The UFT Pride Committee honored five high school students with $1,000 scholarships at its third Daniel Dromm Scholarship ceremony, held virtually on June 5.
“These students have committed themselves to their studies while advocating for the LGBTQIA+ community, and we’re here today to invest in their future,” said Rashad Brown, the committee’s chair.
City Councilmember Daniel Dromm, the scholarship’s namesake, noted that having the support of the UFT was a “big factor” in his decision to come out when he was a teacher.
“When I was a young person in high school, I thought I was the only one who was gay, and it was a lonely and scary time,” he said. “I’m so glad these kids have the kind of support I wish I had had.”

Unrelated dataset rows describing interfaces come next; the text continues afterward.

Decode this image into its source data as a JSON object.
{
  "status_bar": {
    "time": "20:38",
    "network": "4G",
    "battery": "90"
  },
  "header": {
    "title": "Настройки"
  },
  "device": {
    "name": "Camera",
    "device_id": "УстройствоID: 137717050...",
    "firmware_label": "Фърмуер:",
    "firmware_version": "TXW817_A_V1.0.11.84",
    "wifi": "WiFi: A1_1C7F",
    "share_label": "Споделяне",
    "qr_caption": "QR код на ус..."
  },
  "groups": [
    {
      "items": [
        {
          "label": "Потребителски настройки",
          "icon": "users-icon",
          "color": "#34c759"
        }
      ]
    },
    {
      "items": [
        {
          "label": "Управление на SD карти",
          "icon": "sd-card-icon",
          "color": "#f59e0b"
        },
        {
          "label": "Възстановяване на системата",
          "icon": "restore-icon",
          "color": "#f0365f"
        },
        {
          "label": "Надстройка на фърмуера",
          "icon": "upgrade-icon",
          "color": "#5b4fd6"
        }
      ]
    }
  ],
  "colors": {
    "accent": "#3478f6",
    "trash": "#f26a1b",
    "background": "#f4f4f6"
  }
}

Each student was introduced by one of their teachers. Rachel Gorman, an English teacher at Gregorio Luperon HS in Washington Heights, called her student Jennipher Restituyo an “enthusiastic, dedicated and passionate” founding member of the school’s Gender-Sexuality Alliance Club. “I hope this scholarship continues to remind her of her commitment to her values and the amazing things she’s done,” she said.
Other scholarships went to Christine Cabusay, a student at Stuyvesant HS in lower Manhattan; Nikoloz Tevdoradze, a student at Origins HS in Sheepshead Bay, Brooklyn; Rachel Chai, a student at Townsend Harris HS in Flushing, Queens; and Victoria Cornejo, a student at Bard Early College HS in Long Island City, Queens.
The Pride Committee’s GSA of the Year Award went to PS 290 in Maspeth, Queens, where students in the “Rainbow Casters” club conducted a book audit to encourage more inclusivity among books in classroom libraries.
Tamika Tolliver, a UFT Teacher Center coach, received the committee’s Daniel Dromm Educator of the Year Award.
“I believe each child’s potential is limitless if they have the space and place to be their true selves,” she said.
The Pride Committee also presented its Vanguard Award to the membership of Drag Queen Story Hour, an organization that presents read-alouds to children in libraries and other community events. The first Lifetime Achievement Award went to retired teacher Frank Carucci, who lived next to the Stonewall Inn in Manhattan and helped patrons escape arrest on the night of the riot in June 1969 that launched the gay rights movement.